Spider silk could be used as robotic muscle
Spider silk, already known as one of the strongest materials for its weight, turns out to have another unusual property that might lead to new kinds of artificial muscles or robotic actuators, researchers have found.
3D printed tires and shoes that self-repair
Instead of throwing away your broken boots or cracked toys, why not let them fix themselves? Researchers have developed 3D-printed rubber materials that can do just that.
Biodegradable sensor monitors pressure in the body then disappears
Engineers have created a biodegradable pressure sensor that could help doctors monitor chronic lung disease, swelling of the brain, and other medical conditions before dissolving harmlessly in a patient's body.
One vaccine injection could carry many doses
Engineers have invented a new 3-D fabrication method that can generate a novel type of drug-carrying particle that could allow multiple doses of a drug or vaccine to be delivered over an extended time period with just one injection.
Synthesizing pure graphene, a miracle material
Formed deep within the earth, stronger than steel, and thinner than a human hair. These comparisons aren't describing a new super hero. They're describing graphene, a substance that some experts have called "the most amazing and versatile" known to mankind.
Battery-free implantable medical device powered by human body
Researchers have designed a new biofriendly energy storage system called a biological supercapacitor, which operates using charged particles, or ions, from fluids in the human body.
Toyota uses artificial intelligence to hunt for new materials
$35 Million to Accelerate Materials Science Discovery. Projects will apply artificial intelligence and machine learning to speed development of materials for next-generation energy.
NextFlex America's flexible hybrid electronics manufacturing institute
NextFlex, America's Flexible Hybrid Electronics Manufacturing Institute, has officially welcomed its founding members.
New nanotech fiber: robust handling, shocking performance
Rice University's latest nanotechnology breakthrough was more than 10 years in the making, but it still came with a shock.
Nanoscale antennas boost solar energy harvesting
A novel fabrication technique developed could provide the breakthrough technology scientists have been looking for to vastly improve today's solar energy systems.
Tubular films show promise for touchscreens
A Rice University team has hit upon a method to produce nearly transparent films of electrically conductive carbon nanotubes, a goal sought by researchers around the world.
Nextreme names John Goehrke as CEO
Nextreme Thermal Solutions has announced that John Goehrke has joined the company as Chief Executive Officer.
Solar powered implanted glucose monitor for diabetics
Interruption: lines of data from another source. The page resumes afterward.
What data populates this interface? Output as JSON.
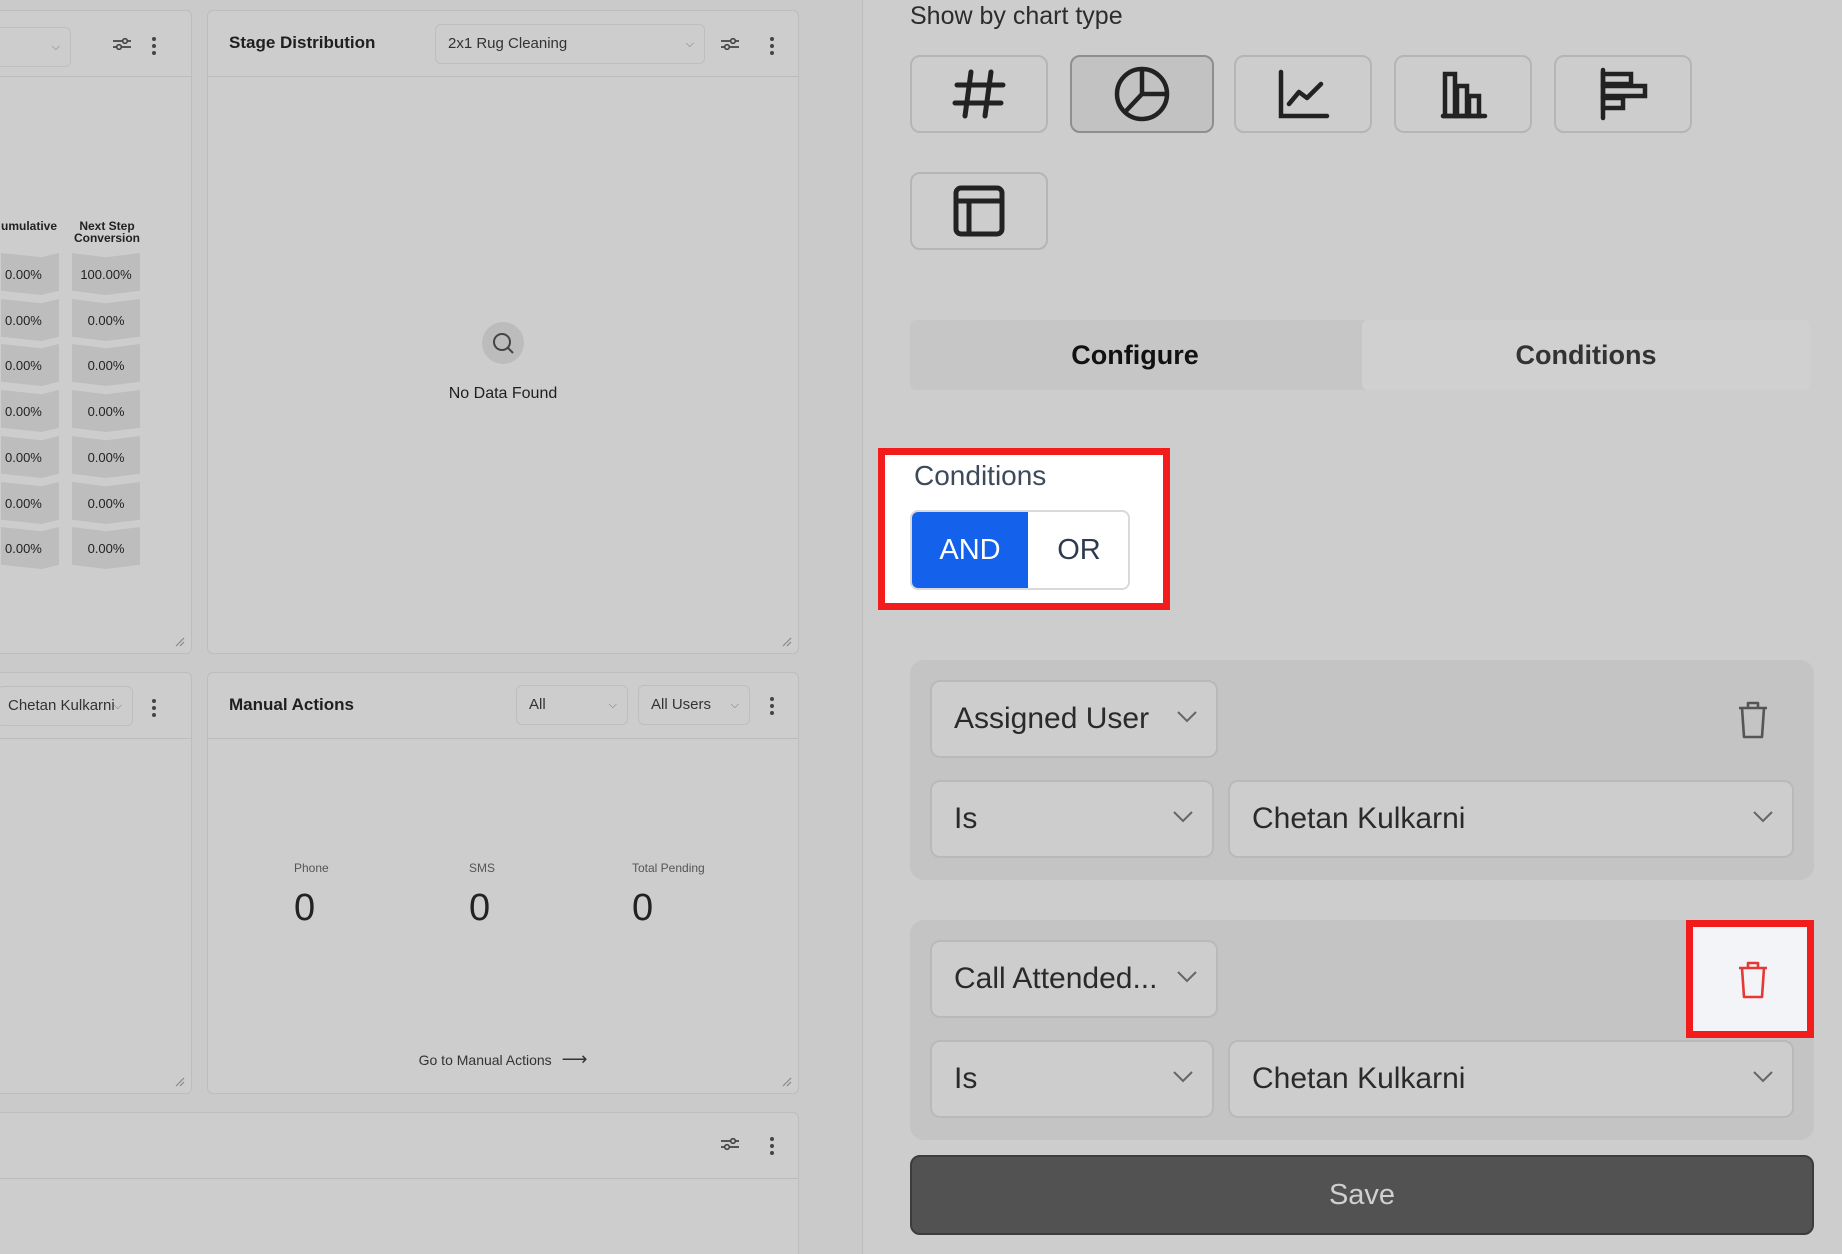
{
  "dashboard": {
    "funnel_card": {
      "col_cumulative": "umulative",
      "col_next_step": "Next Step Conversion",
      "cumulative_values": [
        "0.00%",
        "0.00%",
        "0.00%",
        "0.00%",
        "0.00%",
        "0.00%",
        "0.00%"
      ],
      "next_step_values": [
        "100.00%",
        "0.00%",
        "0.00%",
        "0.00%",
        "0.00%",
        "0.00%",
        "0.00%"
      ]
    },
    "stage_card": {
      "title": "Stage Distribution",
      "pipeline_select": "2x1 Rug Cleaning",
      "empty_text": "No Data Found"
    },
    "user_card": {
      "user_select": "Chetan Kulkarni"
    },
    "manual_actions_card": {
      "title": "Manual Actions",
      "filter_select": "All",
      "users_select": "All Users",
      "stats": [
        {
          "label": "Phone",
          "value": "0"
        },
        {
          "label": "SMS",
          "value": "0"
        },
        {
          "label": "Total Pending",
          "value": "0"
        }
      ],
      "link_text": "Go to Manual Actions"
    }
  },
  "panel": {
    "chart_type_label": "Show by chart type",
    "chart_types": [
      {
        "icon": "hash-icon",
        "active": false
      },
      {
        "icon": "pie-chart-icon",
        "active": true
      },
      {
        "icon": "line-chart-icon",
        "active": false
      },
      {
        "icon": "bar-chart-icon",
        "active": false
      },
      {
        "icon": "horizontal-bar-chart-icon",
        "active": false
      },
      {
        "icon": "table-icon",
        "active": false
      }
    ],
    "tabs": {
      "configure": "Configure",
      "conditions": "Conditions"
    },
    "conditions": {
      "label": "Conditions",
      "and_label": "AND",
      "or_label": "OR",
      "selected": "AND"
    },
    "condition_rows": [
      {
        "field": "Assigned User",
        "operator": "Is",
        "value": "Chetan Kulkarni"
      },
      {
        "field": "Call Attended...",
        "operator": "Is",
        "value": "Chetan Kulkarni"
      }
    ],
    "save_label": "Save"
  },
  "colors": {
    "accent": "#1462eb",
    "highlight": "#f21c1c",
    "trash_active": "#e53935"
  }
}
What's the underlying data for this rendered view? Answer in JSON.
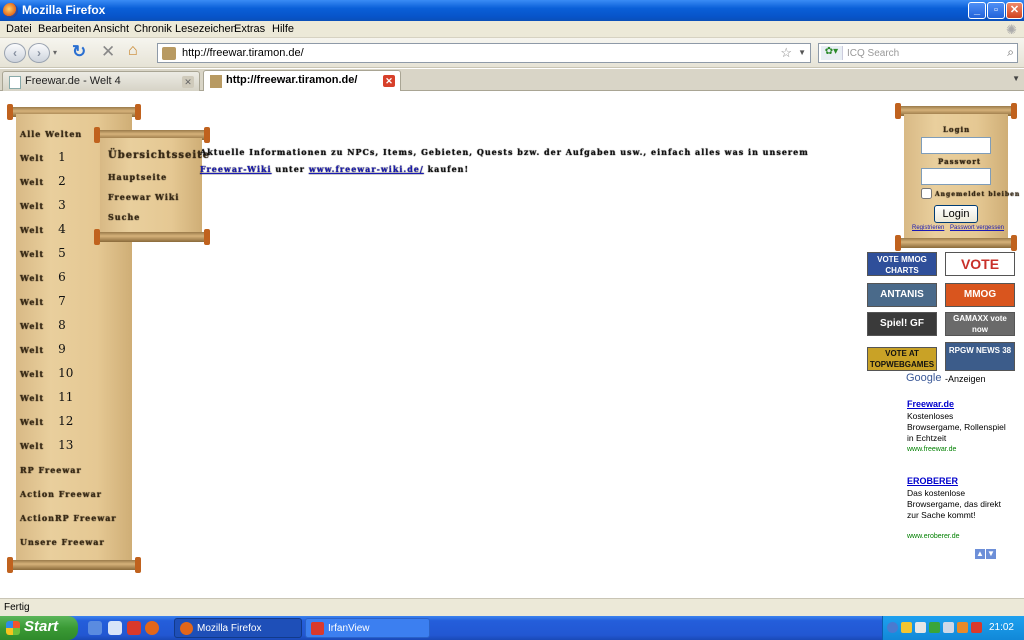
{
  "window": {
    "title": "Mozilla Firefox"
  },
  "menu": [
    "Datei",
    "Bearbeiten",
    "Ansicht",
    "Chronik",
    "Lesezeichen",
    "Extras",
    "Hilfe"
  ],
  "navbar": {
    "url": "http://freewar.tiramon.de/",
    "search_placeholder": "ICQ Search"
  },
  "tabs": [
    {
      "label": "Freewar.de - Welt 4",
      "active": false
    },
    {
      "label": "http://freewar.tiramon.de/",
      "active": true
    }
  ],
  "page": {
    "left_nav": {
      "header": "Alle Welten",
      "worlds": [
        {
          "prefix": "Welt",
          "number": "1"
        },
        {
          "prefix": "Welt",
          "number": "2"
        },
        {
          "prefix": "Welt",
          "number": "3"
        },
        {
          "prefix": "Welt",
          "number": "4"
        },
        {
          "prefix": "Welt",
          "number": "5"
        },
        {
          "prefix": "Welt",
          "number": "6"
        },
        {
          "prefix": "Welt",
          "number": "7"
        },
        {
          "prefix": "Welt",
          "number": "8"
        },
        {
          "prefix": "Welt",
          "number": "9"
        },
        {
          "prefix": "Welt",
          "number": "10"
        },
        {
          "prefix": "Welt",
          "number": "11"
        },
        {
          "prefix": "Welt",
          "number": "12"
        },
        {
          "prefix": "Welt",
          "number": "13"
        }
      ],
      "extra": [
        "RP Freewar",
        "Action Freewar",
        "ActionRP Freewar",
        "Unsere Freewar"
      ]
    },
    "submenu": [
      "Übersichtsseite",
      "Hauptseite",
      "Freewar Wiki",
      "Suche"
    ],
    "intro": {
      "text_before": "Aktuelle Informationen zu NPCs, Items, Gebieten, Quests bzw. der Aufgaben usw., einfach alles was in unserem",
      "link1": "Freewar-Wiki",
      "text_mid": "unter",
      "link2": "www.freewar-wiki.de/",
      "text_after": "kaufen!"
    },
    "login": {
      "user_label": "Login",
      "pass_label": "Passwort",
      "remember_label": "Angemeldet bleiben",
      "button": "Login",
      "link1": "Registrieren",
      "link2": "Passwort vergessen"
    },
    "banners": [
      {
        "text": "VOTE MMOG CHARTS",
        "color": "#2f4f9a"
      },
      {
        "text": "VOTE",
        "color": "#c8302a"
      },
      {
        "text": "ANTANIS",
        "color": "#4a6a8a"
      },
      {
        "text": "MMOG CHARTS",
        "color": "#d9551e"
      },
      {
        "text": "Spiel! GF",
        "color": "#3a3a3a"
      },
      {
        "text": "GAMAXX vote now",
        "color": "#6a6a6a"
      },
      {
        "text": "VOTE AT TOPWEBGAMES",
        "color": "#c9a226"
      },
      {
        "text": "RPGW NEWS 38",
        "color": "#3c5c8a"
      }
    ],
    "ads": {
      "google_label": "Google",
      "ads_label": "-Anzeigen",
      "items": [
        {
          "title": "Freewar.de",
          "text": "Kostenloses Browsergame, Rollenspiel in Echtzeit",
          "url": "www.freewar.de"
        },
        {
          "title": "EROBERER",
          "text": "Das kostenlose Browsergame, das direkt zur Sache kommt!",
          "url": "www.eroberer.de"
        }
      ]
    }
  },
  "status": "Fertig",
  "taskbar": {
    "start": "Start",
    "tasks": [
      "Mozilla Firefox",
      "IrfanView"
    ],
    "clock": "21:02"
  }
}
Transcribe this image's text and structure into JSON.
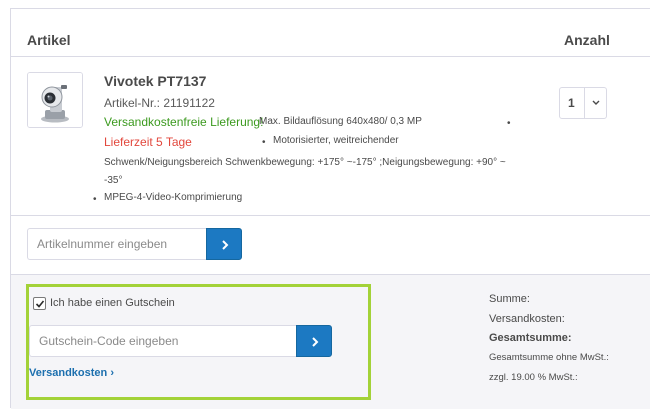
{
  "table_header": {
    "article": "Artikel",
    "quantity": "Anzahl"
  },
  "product": {
    "title": "Vivotek PT7137",
    "sku": "Artikel-Nr.: 21191122",
    "shipping_note": "Versandkostenfreie Lieferung!",
    "desc_line1": "Max. Bildauflösung 640x480/ 0,3 MP",
    "delivery_time": "Lieferzeit 5 Tage",
    "bullet": "•",
    "desc_line2": "Motorisierter, weitreichender",
    "desc_line3": "Schwenk/Neigungsbereich Schwenkbewegung: +175° ~-175° ;Neigungsbewegung: +90° ~ -35°",
    "desc_line4": "MPEG-4-Video-Komprimierung",
    "image_icon": "camera-product-image",
    "quantity": "1"
  },
  "add_article": {
    "placeholder": "Artikelnummer eingeben",
    "button_icon": "chevron-right-icon"
  },
  "voucher": {
    "checkbox_checked": true,
    "checkbox_label": "Ich habe einen Gutschein",
    "placeholder": "Gutschein-Code eingeben",
    "button_icon": "chevron-right-icon",
    "shipping_link": "Versandkosten ›"
  },
  "summary": {
    "sum_label": "Summe:",
    "shipping_label": "Versandkosten:",
    "total_label": "Gesamtsumme:",
    "net_label": "Gesamtsumme ohne MwSt.:",
    "vat_label": "zzgl. 19.00 % MwSt.:"
  },
  "colors": {
    "accent_blue": "#1c79c2",
    "link_blue": "#1c6fae",
    "success_green": "#3c9a1f",
    "warning_red": "#e2473c",
    "highlight_green": "#a3d238"
  }
}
Biorasis has developed a state-of-the-art implantable sensor that could replace the use of conventional finger-prick monitors for diabetics. The implantable sensor, which is rice grain-sized, is called Glucowizzard and could be injected into a patient's wrist to continuously monitor glucose levels for approximately a year. The Glucowizzard is solar powered.